Sign in to follow this  
Hector

Nourouz

Recommended Posts

Hector   

Any Iranian in here who can tell what they ate for the Iranian new years eve. It would be nice with some recipes.. if you have some.

Share this post


Link to post
Share on other sites
zeitoun   
Any Iranian in here who can tell what they ate for the Iranian new years eve. It would be nice with some recipes.. if you have some.

Do you know what dishes are traditionally served for Nourouz?

Share this post


Link to post
Share on other sites
Hector   
Any Iranian in here who can tell what they ate for the Iranian new years eve. It would be nice with some recipes.. if you have some.

Do you know what dishes are traditionally served for Nourouz?

That's what I'm trying to find out! My iranian friends isn't interested in food at all.. when I ask them they just say: we eat this and that..

Share this post


Link to post
Share on other sites
zeitoun   
That's what I'm trying to find out! My iranian friends isn't interested in food at all.. when I ask them they just say: we eat this and that..

I googled and found a pretty interesting article on Nourouz here. It sounds like quite a feast!

Share this post


Link to post
Share on other sites

I would say that the most common Norouz dinner is "sabzi polo va mahi," which is herbed rice with fish (usually white-fleshed). This is the traditional dinner in Tehran, but has spread to other regions as well. In Shiraz, "shirin polo" (sweet rice) is usually served with chicken. The side dishes vary by family, but the main course of rice and fish is very traditional.

This year, I made dill rice with trout. The commercially available "sabziye polo" (rice herbs) mix made by Sadaf is nice, but I was out of it, so I used dried dill only. In my experience, dried herbs spread more uniformly in the rice than minced fresh herbs, and hence give a more attractive appearance.

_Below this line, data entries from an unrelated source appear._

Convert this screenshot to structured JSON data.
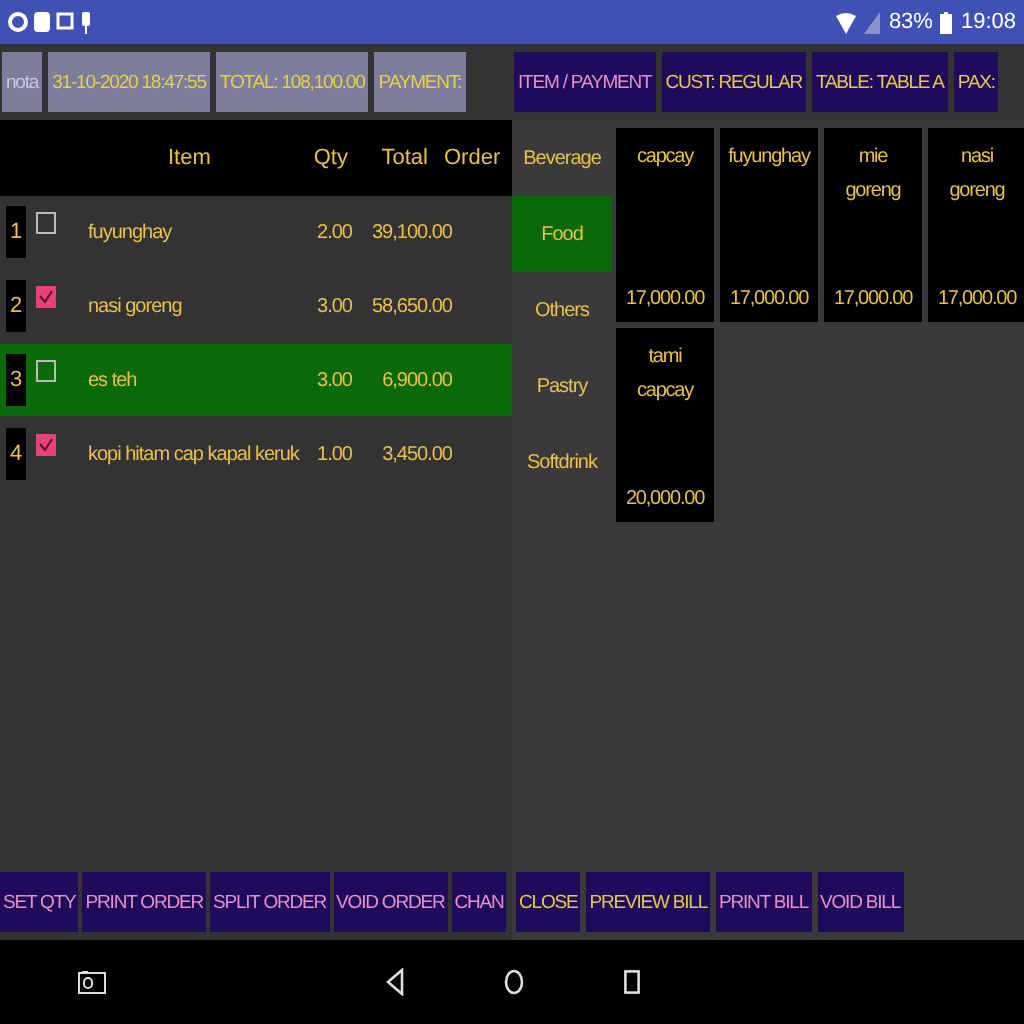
{
  "status_bar": {
    "battery": "83%",
    "time": "19:08"
  },
  "header_left": [
    {
      "label": "nota"
    },
    {
      "label": "31-10-2020 18:47:55"
    },
    {
      "label": "TOTAL: 108,100.00"
    },
    {
      "label": "PAYMENT:"
    }
  ],
  "header_right": [
    {
      "label": "ITEM / PAYMENT",
      "kind": "pink"
    },
    {
      "label": "CUST: REGULAR",
      "kind": "gold"
    },
    {
      "label": "TABLE: TABLE A",
      "kind": "gold"
    },
    {
      "label": "PAX:",
      "kind": "gold"
    }
  ],
  "table": {
    "columns": [
      "Item",
      "Qty",
      "Total",
      "Order"
    ],
    "rows": [
      {
        "no": "1",
        "checked": false,
        "item": "fuyunghay",
        "qty": "2.00",
        "total": "39,100.00",
        "selected": false
      },
      {
        "no": "2",
        "checked": true,
        "item": "nasi goreng",
        "qty": "3.00",
        "total": "58,650.00",
        "selected": false
      },
      {
        "no": "3",
        "checked": false,
        "item": "es teh",
        "qty": "3.00",
        "total": "6,900.00",
        "selected": true
      },
      {
        "no": "4",
        "checked": true,
        "item": "kopi hitam cap kapal keruk",
        "qty": "1.00",
        "total": "3,450.00",
        "selected": false
      }
    ]
  },
  "categories": [
    {
      "label": "Beverage",
      "selected": false
    },
    {
      "label": "Food",
      "selected": true
    },
    {
      "label": "Others",
      "selected": false
    },
    {
      "label": "Pastry",
      "selected": false
    },
    {
      "label": "Softdrink",
      "selected": false
    }
  ],
  "products": [
    {
      "name": "capcay",
      "price": "17,000.00"
    },
    {
      "name": "fuyunghay",
      "price": "17,000.00"
    },
    {
      "name": "mie goreng",
      "price": "17,000.00"
    },
    {
      "name": "nasi goreng",
      "price": "17,000.00"
    },
    {
      "name": "tami capcay",
      "price": "20,000.00"
    }
  ],
  "actions_left": [
    {
      "label": "SET QTY",
      "kind": "pink"
    },
    {
      "label": "PRINT ORDER",
      "kind": "pink"
    },
    {
      "label": "SPLIT ORDER",
      "kind": "pink"
    },
    {
      "label": "VOID ORDER",
      "kind": "pink"
    },
    {
      "label": "CHAN",
      "kind": "pink"
    }
  ],
  "actions_right": [
    {
      "label": "CLOSE",
      "kind": "gold"
    },
    {
      "label": "PREVIEW BILL",
      "kind": "gold"
    },
    {
      "label": "PRINT BILL",
      "kind": "pink"
    },
    {
      "label": "VOID BILL",
      "kind": "pink"
    }
  ]
}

I brought Basmati rice to a boil in cold water with a pinch of turmeric added for color. Once the rice was al-dente, I drained it, mixed in the dried herbs, and steamed it for about 10 minutes. I garnished it with saffron and melted butter.

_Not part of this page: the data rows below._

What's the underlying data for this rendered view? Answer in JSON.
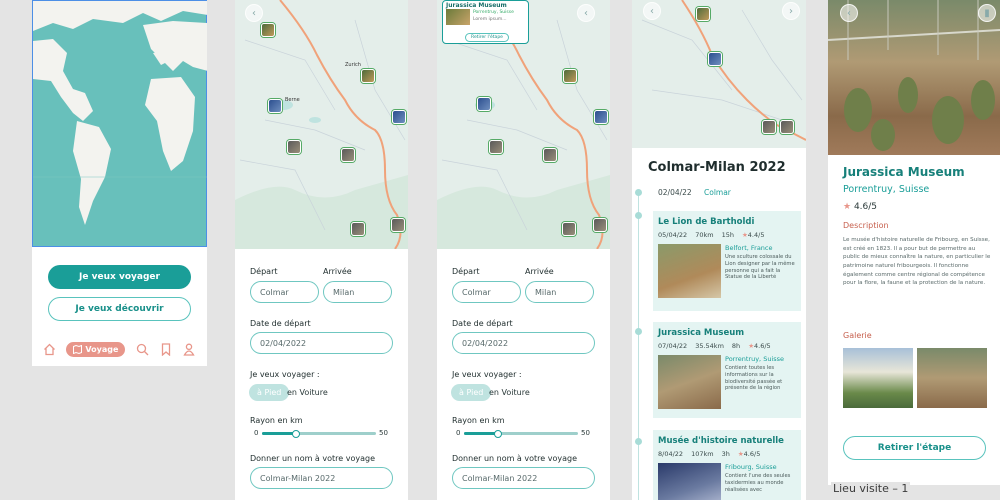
{
  "screen1": {
    "primary_button": "Je veux voyager",
    "secondary_button": "Je veux découvrir",
    "nav": {
      "active": "Voyage",
      "icons": [
        "home-icon",
        "map-icon",
        "search-icon",
        "bookmark-icon",
        "user-icon"
      ]
    }
  },
  "form": {
    "depart_label": "Départ",
    "arrivee_label": "Arrivée",
    "depart_value": "Colmar",
    "arrivee_value": "Milan",
    "date_label": "Date de départ",
    "date_value": "02/04/2022",
    "mode_label": "Je veux voyager :",
    "mode_pied": "à Pied",
    "mode_voiture": "en Voiture",
    "rayon_label": "Rayon en km",
    "rayon_min": "0",
    "rayon_max": "50",
    "rayon_fraction": 0.3,
    "name_label": "Donner un nom à votre voyage",
    "name_value": "Colmar-Milan 2022"
  },
  "popup": {
    "title": "Jurassica Museum",
    "line1": "Porrentruy, Suisse",
    "line2": "Lorem ipsum...",
    "button": "Retirer l'étape"
  },
  "trip": {
    "title": "Colmar-Milan 2022",
    "start_date": "02/04/22",
    "start_city": "Colmar",
    "stops": [
      {
        "name": "Le Lion de Bartholdi",
        "date": "05/04/22",
        "dist": "70km",
        "dur": "15h",
        "rating": "4.4/5",
        "loc": "Belfort, France",
        "desc": "Une sculture colossale du Lion designer par la même personne qui a fait la Statue de la Liberté"
      },
      {
        "name": "Jurassica Museum",
        "date": "07/04/22",
        "dist": "35.54km",
        "dur": "8h",
        "rating": "4.6/5",
        "loc": "Porrentruy, Suisse",
        "desc": "Contient toutes les informations sur la biodiversité passée et présente de la région"
      },
      {
        "name": "Musée d'histoire naturelle",
        "date": "8/04/22",
        "dist": "107km",
        "dur": "3h",
        "rating": "4.6/5",
        "loc": "Fribourg, Suisse",
        "desc": "Contient l'une des seules taxidermies au monde réalisées avec"
      }
    ]
  },
  "museum": {
    "title": "Jurassica Museum",
    "subtitle": "Porrentruy, Suisse",
    "rating": "4.6/5",
    "description_label": "Description",
    "description": "Le musée d'histoire naturelle de Fribourg, en Suisse, est créé en 1823. Il a pour but de permettre au public de mieux connaître la nature, en particulier le patrimoine naturel fribourgeois. Il fonctionne également comme centre régional de compétence pour la flore, la faune et la protection de la nature.",
    "gallery_label": "Galerie",
    "remove_button": "Retirer l'étape"
  },
  "map_labels": {
    "zurich": "Zurich",
    "berne": "Berne"
  },
  "caption": "Lieu visite – 1",
  "colors": {
    "teal": "#1a9e98",
    "coral": "#e8968a",
    "route": "#f0a27a"
  }
}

Share this post


Link to post
Share on other sites
SwatiC   

Is the mahi (fish) that accompanies the sabzi polo grilled or fried? And can this be made with any kind of white-fleshed fish or only a certain type of fish is preferred, e.g., mahi safeed from the Caspian? I'm really interested in learning about Persian cuisine and would love to read more from you!

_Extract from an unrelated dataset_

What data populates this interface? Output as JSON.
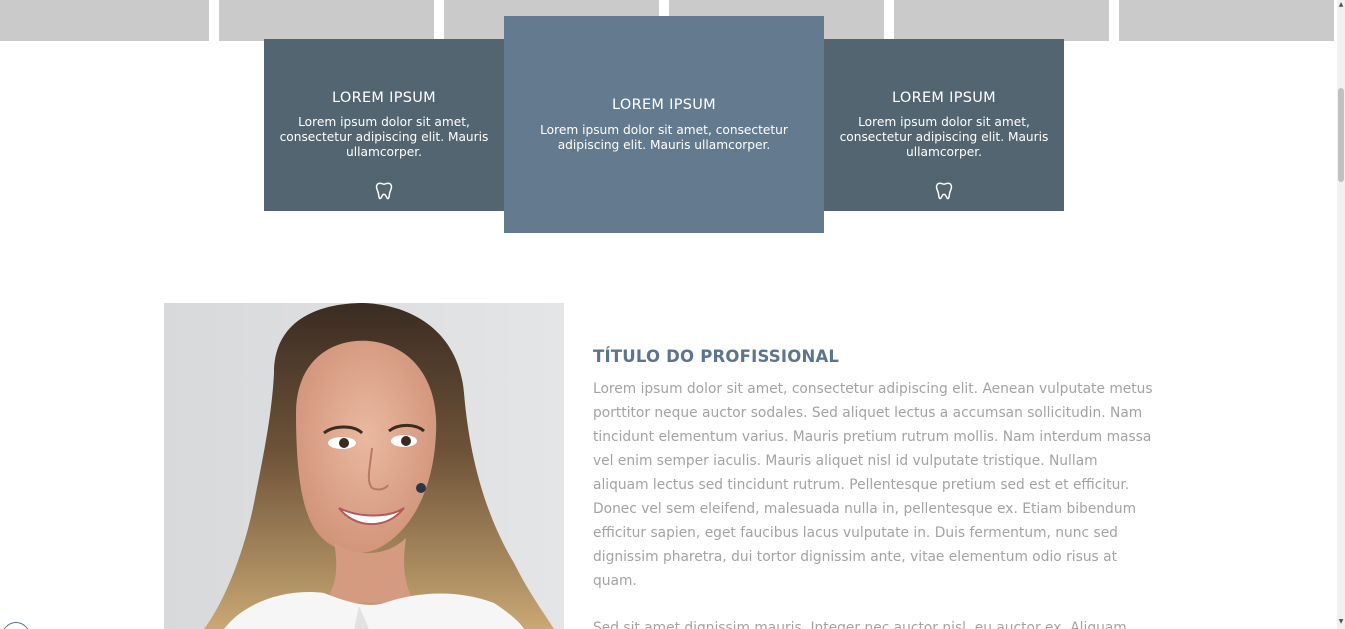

Share this post


Link to post
Share on other sites
Is the mahi (fish) that accompanies the sabzi polo grilled or fried? And can this be made with any kind of white-fleshed fish or only a certain type of fish is preferred, e.g., mahi safeed from the Caspian? I'm really interested in learning about Persian cuisine and would love to read more from you!

The fish is usually fried. We rarely grill at home in Iran, and ovens are a relatively recent addition to Iranian kitchens, so very few of our traditional dishes are baked.

Mahi sefeed from the Caspian is definitely the preferred fish, but it is expensive and out of reach for most families. Any white-fleshed fish will do. I would not have a problem serving salmon or a non-white fish either, as the dish is supposed to be "sabzi polo va mahi," where the "mahi" can be any fish.

I am always delighted to see others interested in Persian cuisine. I would be happy to share recipes with you.

Share this post


Link to post
Share on other sites
lalala   

I was in Rome for Noruz, so no feast for me. I did manage to put together a pretty nice little haft-seen including senjed and sumac that I got from my aunt in London for our apartment, so it felt like new year. :)

We're Azeri, but its typical, sabzi, noon, panir, yoghurt, sabzi polo with fish (white fish - usually find a nice piece of halibut in the freezer for this. Sometimes I get inspired and make ashe-reshteh, but it can be pretty stodgy.

As always, my mom sends the makings for ajil (trail mix) for the wednesday before the new year (Chahar Shanbeh Suri) and we eat it for the next few weeks.

I still have a few rice cookies stashed away somewhere.

I leave the sweets to someone who enjoys molding chick pea flour.

lalala

Share this post


Link to post
Share on other sites
Sign in to follow this  

  • Recently Browsing   0 members

    No registered users viewing this page.

×